DP17677 Radical Climate Policies
In the presence of strategic complementarities stemming from peer effects in demand or from technological spill-overs, propagation and amplification mechanisms increase the effectiveness of climate policies. This suggests that climate goals can be met with smaller policy interventions. However, if there are multiple equilibria, radical and more ambitious climate policies are needed to shift the economy from a high-emissions to a low-emissions path.. Once the radical shift has taken place the transformative policies can be withdrawn. More generally, such policies can set in motion social, technological, and political tipping points. The rationale for such policies is strengthened due to key households, corporations and institutions being at the centre of networks, and thus radical climate policies should identify those agents and leverage them.
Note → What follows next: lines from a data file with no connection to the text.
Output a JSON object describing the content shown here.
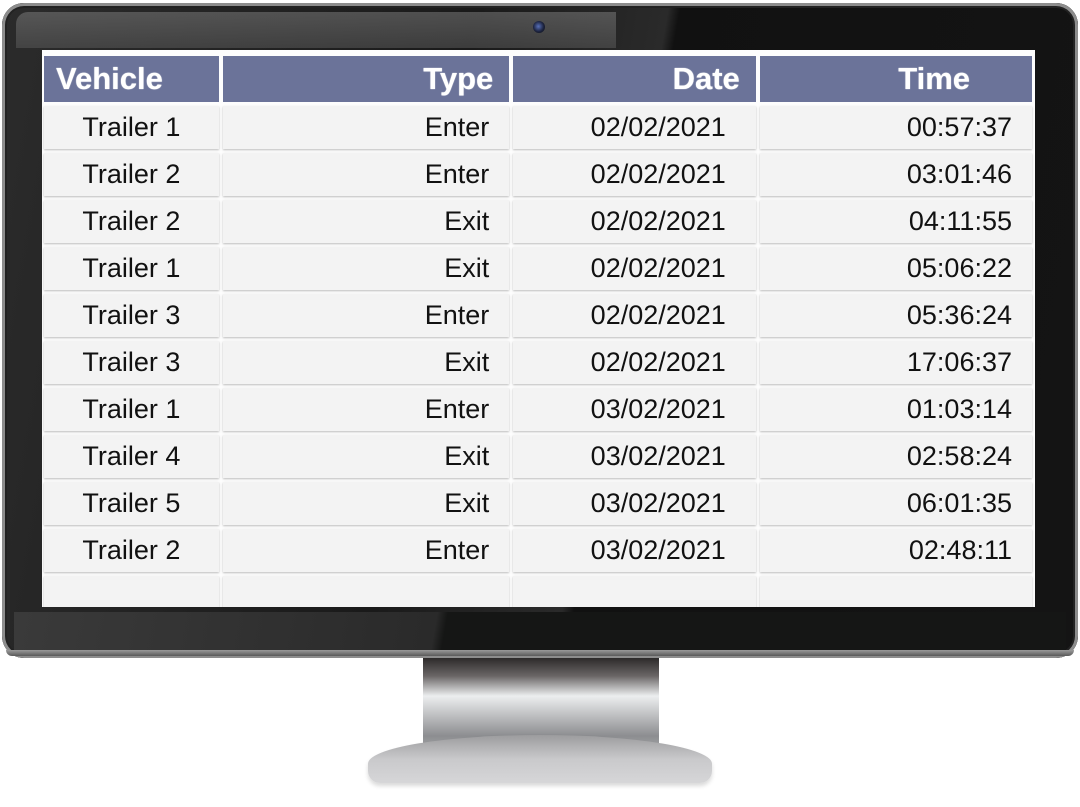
{
  "table": {
    "headers": [
      "Vehicle",
      "Type",
      "Date",
      "Time"
    ],
    "rows": [
      [
        "Trailer 1",
        "Enter",
        "02/02/2021",
        "00:57:37"
      ],
      [
        "Trailer 2",
        "Enter",
        "02/02/2021",
        "03:01:46"
      ],
      [
        "Trailer 2",
        "Exit",
        "02/02/2021",
        "04:11:55"
      ],
      [
        "Trailer 1",
        "Exit",
        "02/02/2021",
        "05:06:22"
      ],
      [
        "Trailer 3",
        "Enter",
        "02/02/2021",
        "05:36:24"
      ],
      [
        "Trailer 3",
        "Exit",
        "02/02/2021",
        "17:06:37"
      ],
      [
        "Trailer 1",
        "Enter",
        "03/02/2021",
        "01:03:14"
      ],
      [
        "Trailer 4",
        "Exit",
        "03/02/2021",
        "02:58:24"
      ],
      [
        "Trailer 5",
        "Exit",
        "03/02/2021",
        "06:01:35"
      ],
      [
        "Trailer 2",
        "Enter",
        "03/02/2021",
        "02:48:11"
      ],
      [
        "",
        "",
        "",
        ""
      ]
    ]
  },
  "colors": {
    "header_bg": "#6b7399",
    "header_text": "#ffffff",
    "cell_bg": "#f3f3f3"
  },
  "icons": {
    "camera": "webcam-icon"
  }
}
Our proposals offer a complementary perspective to scholars that have emphasised insights from the literature on early warning signals to advocate sensitive intervention points to get more effective and more transformative climate policies.